■ Required work
All entries below are to be set down again, identical to the source.

====== Input material

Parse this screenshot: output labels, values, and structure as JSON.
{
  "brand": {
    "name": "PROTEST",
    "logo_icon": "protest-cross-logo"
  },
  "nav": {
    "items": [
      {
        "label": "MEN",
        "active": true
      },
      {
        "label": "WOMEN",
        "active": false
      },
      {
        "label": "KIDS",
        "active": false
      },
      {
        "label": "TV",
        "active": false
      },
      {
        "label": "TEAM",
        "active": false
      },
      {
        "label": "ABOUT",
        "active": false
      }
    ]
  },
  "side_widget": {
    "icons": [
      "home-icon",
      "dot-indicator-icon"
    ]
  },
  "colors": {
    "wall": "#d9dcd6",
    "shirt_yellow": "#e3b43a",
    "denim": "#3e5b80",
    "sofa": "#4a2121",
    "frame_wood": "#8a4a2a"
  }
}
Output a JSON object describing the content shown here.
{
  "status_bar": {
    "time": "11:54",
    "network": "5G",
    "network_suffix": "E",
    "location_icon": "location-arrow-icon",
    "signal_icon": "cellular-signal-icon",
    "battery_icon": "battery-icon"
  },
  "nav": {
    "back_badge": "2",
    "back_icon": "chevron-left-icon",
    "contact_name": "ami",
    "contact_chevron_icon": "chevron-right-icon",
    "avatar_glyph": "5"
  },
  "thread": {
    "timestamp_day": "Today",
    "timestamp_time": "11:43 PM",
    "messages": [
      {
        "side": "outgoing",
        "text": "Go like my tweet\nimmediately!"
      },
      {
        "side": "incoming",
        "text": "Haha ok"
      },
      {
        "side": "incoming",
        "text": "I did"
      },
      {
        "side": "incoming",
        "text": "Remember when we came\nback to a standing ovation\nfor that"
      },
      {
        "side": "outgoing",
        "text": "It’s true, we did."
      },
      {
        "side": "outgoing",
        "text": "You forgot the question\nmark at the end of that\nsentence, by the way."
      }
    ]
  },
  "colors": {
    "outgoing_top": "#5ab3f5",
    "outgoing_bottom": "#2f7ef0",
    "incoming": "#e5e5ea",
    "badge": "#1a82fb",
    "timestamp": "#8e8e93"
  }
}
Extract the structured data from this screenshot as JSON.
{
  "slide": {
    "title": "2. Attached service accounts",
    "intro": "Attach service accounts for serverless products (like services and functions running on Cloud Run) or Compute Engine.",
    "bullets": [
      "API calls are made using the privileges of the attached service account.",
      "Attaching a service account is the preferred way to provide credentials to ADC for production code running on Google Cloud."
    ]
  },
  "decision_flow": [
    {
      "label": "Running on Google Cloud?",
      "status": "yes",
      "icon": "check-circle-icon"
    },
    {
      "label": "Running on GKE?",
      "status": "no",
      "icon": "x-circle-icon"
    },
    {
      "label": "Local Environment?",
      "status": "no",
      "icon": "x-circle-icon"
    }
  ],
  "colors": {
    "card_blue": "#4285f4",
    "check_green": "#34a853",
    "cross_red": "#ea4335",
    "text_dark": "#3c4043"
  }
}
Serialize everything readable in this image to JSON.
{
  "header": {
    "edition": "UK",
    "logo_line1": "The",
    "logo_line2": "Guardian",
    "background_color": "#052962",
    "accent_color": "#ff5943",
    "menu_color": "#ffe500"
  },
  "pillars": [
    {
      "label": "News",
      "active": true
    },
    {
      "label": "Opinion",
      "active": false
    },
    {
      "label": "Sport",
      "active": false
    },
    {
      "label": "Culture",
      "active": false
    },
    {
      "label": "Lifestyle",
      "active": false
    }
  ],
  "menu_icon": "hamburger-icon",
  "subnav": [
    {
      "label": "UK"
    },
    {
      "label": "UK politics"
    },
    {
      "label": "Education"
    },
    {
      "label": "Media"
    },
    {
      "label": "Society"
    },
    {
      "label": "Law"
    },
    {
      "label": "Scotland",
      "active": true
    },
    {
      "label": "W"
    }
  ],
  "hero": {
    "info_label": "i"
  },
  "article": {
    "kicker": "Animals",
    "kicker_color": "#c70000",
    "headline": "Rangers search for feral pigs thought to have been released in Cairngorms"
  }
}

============

■ Solution to this problem
Parse this screenshot: output labels, values, and structure as JSON.
{
  "brand": {
    "name": "PROTEST",
    "logo_icon": "protest-cross-logo"
  },
  "nav": {
    "items": [
      {
        "label": "MEN",
        "active": true
      },
      {
        "label": "WOMEN",
        "active": false
      },
      {
        "label": "KIDS",
        "active": false
      },
      {
        "label": "TV",
        "active": false
      },
      {
        "label": "TEAM",
        "active": false
      },
      {
        "label": "ABOUT",
        "active": false
      }
    ]
  },
  "side_widget": {
    "icons": [
      "home-icon",
      "dot-indicator-icon"
    ]
  },
  "colors": {
    "wall": "#d9dcd6",
    "shirt_yellow": "#e3b43a",
    "denim": "#3e5b80",
    "sofa": "#4a2121",
    "frame_wood": "#8a4a2a"
  }
}
Output a JSON object describing the content shown here.
{
  "status_bar": {
    "time": "11:54",
    "network": "5G",
    "network_suffix": "E",
    "location_icon": "location-arrow-icon",
    "signal_icon": "cellular-signal-icon",
    "battery_icon": "battery-icon"
  },
  "nav": {
    "back_badge": "2",
    "back_icon": "chevron-left-icon",
    "contact_name": "ami",
    "contact_chevron_icon": "chevron-right-icon",
    "avatar_glyph": "5"
  },
  "thread": {
    "timestamp_day": "Today",
    "timestamp_time": "11:43 PM",
    "messages": [
      {
        "side": "outgoing",
        "text": "Go like my tweet\nimmediately!"
      },
      {
        "side": "incoming",
        "text": "Haha ok"
      },
      {
        "side": "incoming",
        "text": "I did"
      },
      {
        "side": "incoming",
        "text": "Remember when we came\nback to a standing ovation\nfor that"
      },
      {
        "side": "outgoing",
        "text": "It’s true, we did."
      },
      {
        "side": "outgoing",
        "text": "You forgot the question\nmark at the end of that\nsentence, by the way."
      }
    ]
  },
  "colors": {
    "outgoing_top": "#5ab3f5",
    "outgoing_bottom": "#2f7ef0",
    "incoming": "#e5e5ea",
    "badge": "#1a82fb",
    "timestamp": "#8e8e93"
  }
}
Extract the structured data from this screenshot as JSON.
{
  "slide": {
    "title": "2. Attached service accounts",
    "intro": "Attach service accounts for serverless products (like services and functions running on Cloud Run) or Compute Engine.",
    "bullets": [
      "API calls are made using the privileges of the attached service account.",
      "Attaching a service account is the preferred way to provide credentials to ADC for production code running on Google Cloud."
    ]
  },
  "decision_flow": [
    {
      "label": "Running on Google Cloud?",
      "status": "yes",
      "icon": "check-circle-icon"
    },
    {
      "label": "Running on GKE?",
      "status": "no",
      "icon": "x-circle-icon"
    },
    {
      "label": "Local Environment?",
      "status": "no",
      "icon": "x-circle-icon"
    }
  ],
  "colors": {
    "card_blue": "#4285f4",
    "check_green": "#34a853",
    "cross_red": "#ea4335",
    "text_dark": "#3c4043"
  }
}
Serialize everything readable in this image to JSON.
{
  "header": {
    "edition": "UK",
    "logo_line1": "The",
    "logo_line2": "Guardian",
    "background_color": "#052962",
    "accent_color": "#ff5943",
    "menu_color": "#ffe500"
  },
  "pillars": [
    {
      "label": "News",
      "active": true
    },
    {
      "label": "Opinion",
      "active": false
    },
    {
      "label": "Sport",
      "active": false
    },
    {
      "label": "Culture",
      "active": false
    },
    {
      "label": "Lifestyle",
      "active": false
    }
  ],
  "menu_icon": "hamburger-icon",
  "subnav": [
    {
      "label": "UK"
    },
    {
      "label": "UK politics"
    },
    {
      "label": "Education"
    },
    {
      "label": "Media"
    },
    {
      "label": "Society"
    },
    {
      "label": "Law"
    },
    {
      "label": "Scotland",
      "active": true
    },
    {
      "label": "W"
    }
  ],
  "hero": {
    "info_label": "i"
  },
  "article": {
    "kicker": "Animals",
    "kicker_color": "#c70000",
    "headline": "Rangers search for feral pigs thought to have been released in Cairngorms"
  }
}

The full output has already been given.